Problem description »
From the data below, copy each line that includes the word "Assessment".

---- Data excerpts

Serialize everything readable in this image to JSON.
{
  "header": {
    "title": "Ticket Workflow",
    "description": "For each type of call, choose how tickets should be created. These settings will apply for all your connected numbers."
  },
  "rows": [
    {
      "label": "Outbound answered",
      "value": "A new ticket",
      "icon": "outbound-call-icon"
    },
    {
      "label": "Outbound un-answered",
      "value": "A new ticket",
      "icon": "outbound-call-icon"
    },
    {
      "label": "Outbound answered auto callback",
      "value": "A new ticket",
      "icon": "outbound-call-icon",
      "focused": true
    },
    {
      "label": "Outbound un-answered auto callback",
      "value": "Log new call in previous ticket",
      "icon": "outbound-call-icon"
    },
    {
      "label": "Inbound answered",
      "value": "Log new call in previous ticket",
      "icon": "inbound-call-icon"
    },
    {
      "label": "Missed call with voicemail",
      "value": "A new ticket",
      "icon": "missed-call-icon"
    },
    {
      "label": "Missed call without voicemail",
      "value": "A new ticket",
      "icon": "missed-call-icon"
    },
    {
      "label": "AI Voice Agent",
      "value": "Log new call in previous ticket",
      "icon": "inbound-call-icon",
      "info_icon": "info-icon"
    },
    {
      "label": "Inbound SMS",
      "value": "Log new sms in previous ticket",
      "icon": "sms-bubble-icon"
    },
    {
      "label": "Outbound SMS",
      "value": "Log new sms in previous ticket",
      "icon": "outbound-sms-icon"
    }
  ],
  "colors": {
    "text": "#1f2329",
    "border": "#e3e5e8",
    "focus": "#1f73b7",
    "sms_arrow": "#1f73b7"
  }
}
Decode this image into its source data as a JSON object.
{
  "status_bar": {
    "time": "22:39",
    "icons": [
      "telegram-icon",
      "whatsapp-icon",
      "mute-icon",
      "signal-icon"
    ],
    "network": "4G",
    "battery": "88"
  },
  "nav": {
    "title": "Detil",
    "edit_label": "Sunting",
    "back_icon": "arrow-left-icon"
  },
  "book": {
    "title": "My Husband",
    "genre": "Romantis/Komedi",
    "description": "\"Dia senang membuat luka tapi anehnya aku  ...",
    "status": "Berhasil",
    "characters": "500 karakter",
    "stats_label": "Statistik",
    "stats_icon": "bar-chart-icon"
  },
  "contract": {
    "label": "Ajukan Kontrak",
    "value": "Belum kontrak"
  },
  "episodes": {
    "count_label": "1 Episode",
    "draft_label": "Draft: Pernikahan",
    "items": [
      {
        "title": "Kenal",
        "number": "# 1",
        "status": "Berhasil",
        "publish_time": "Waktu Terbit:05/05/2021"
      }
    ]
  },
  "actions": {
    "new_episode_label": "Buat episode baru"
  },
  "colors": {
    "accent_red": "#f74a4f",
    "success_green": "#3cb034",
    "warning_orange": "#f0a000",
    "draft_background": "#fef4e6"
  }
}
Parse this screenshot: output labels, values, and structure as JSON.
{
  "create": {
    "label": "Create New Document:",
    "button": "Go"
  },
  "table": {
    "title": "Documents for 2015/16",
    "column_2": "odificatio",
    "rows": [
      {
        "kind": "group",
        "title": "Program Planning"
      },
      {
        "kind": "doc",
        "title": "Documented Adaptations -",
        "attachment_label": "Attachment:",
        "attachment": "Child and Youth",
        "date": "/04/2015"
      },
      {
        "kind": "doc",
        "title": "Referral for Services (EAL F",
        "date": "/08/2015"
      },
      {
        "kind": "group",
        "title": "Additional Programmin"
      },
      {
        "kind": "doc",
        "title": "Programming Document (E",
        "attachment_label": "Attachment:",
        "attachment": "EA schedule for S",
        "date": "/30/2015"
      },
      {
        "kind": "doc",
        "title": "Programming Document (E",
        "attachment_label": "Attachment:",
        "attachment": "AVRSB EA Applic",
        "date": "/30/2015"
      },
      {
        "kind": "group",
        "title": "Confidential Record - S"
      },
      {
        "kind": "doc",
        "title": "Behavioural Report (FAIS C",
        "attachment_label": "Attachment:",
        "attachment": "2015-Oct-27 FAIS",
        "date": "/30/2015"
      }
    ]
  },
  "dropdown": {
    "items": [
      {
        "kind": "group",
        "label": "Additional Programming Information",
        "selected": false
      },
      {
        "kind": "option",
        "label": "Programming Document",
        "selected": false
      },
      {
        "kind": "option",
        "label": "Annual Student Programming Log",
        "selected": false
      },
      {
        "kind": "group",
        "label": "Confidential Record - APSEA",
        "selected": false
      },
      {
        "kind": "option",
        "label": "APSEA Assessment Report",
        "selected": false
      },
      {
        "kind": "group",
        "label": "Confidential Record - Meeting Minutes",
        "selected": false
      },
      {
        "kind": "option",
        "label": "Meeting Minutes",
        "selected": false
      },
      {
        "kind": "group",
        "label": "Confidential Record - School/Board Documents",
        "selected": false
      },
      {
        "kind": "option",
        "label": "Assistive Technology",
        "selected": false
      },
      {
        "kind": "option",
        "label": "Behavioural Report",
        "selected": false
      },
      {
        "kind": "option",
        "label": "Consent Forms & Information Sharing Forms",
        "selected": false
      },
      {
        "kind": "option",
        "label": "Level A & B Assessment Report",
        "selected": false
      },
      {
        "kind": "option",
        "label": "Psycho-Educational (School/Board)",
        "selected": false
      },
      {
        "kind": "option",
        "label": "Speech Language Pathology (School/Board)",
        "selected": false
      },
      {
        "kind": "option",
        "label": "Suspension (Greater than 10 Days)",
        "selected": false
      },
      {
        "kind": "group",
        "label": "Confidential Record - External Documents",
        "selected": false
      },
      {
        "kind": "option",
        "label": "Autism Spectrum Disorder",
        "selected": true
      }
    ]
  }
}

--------

Written response »
        "label": "APSEA Assessment Report",
        "label": "Level A & B Assessment Report",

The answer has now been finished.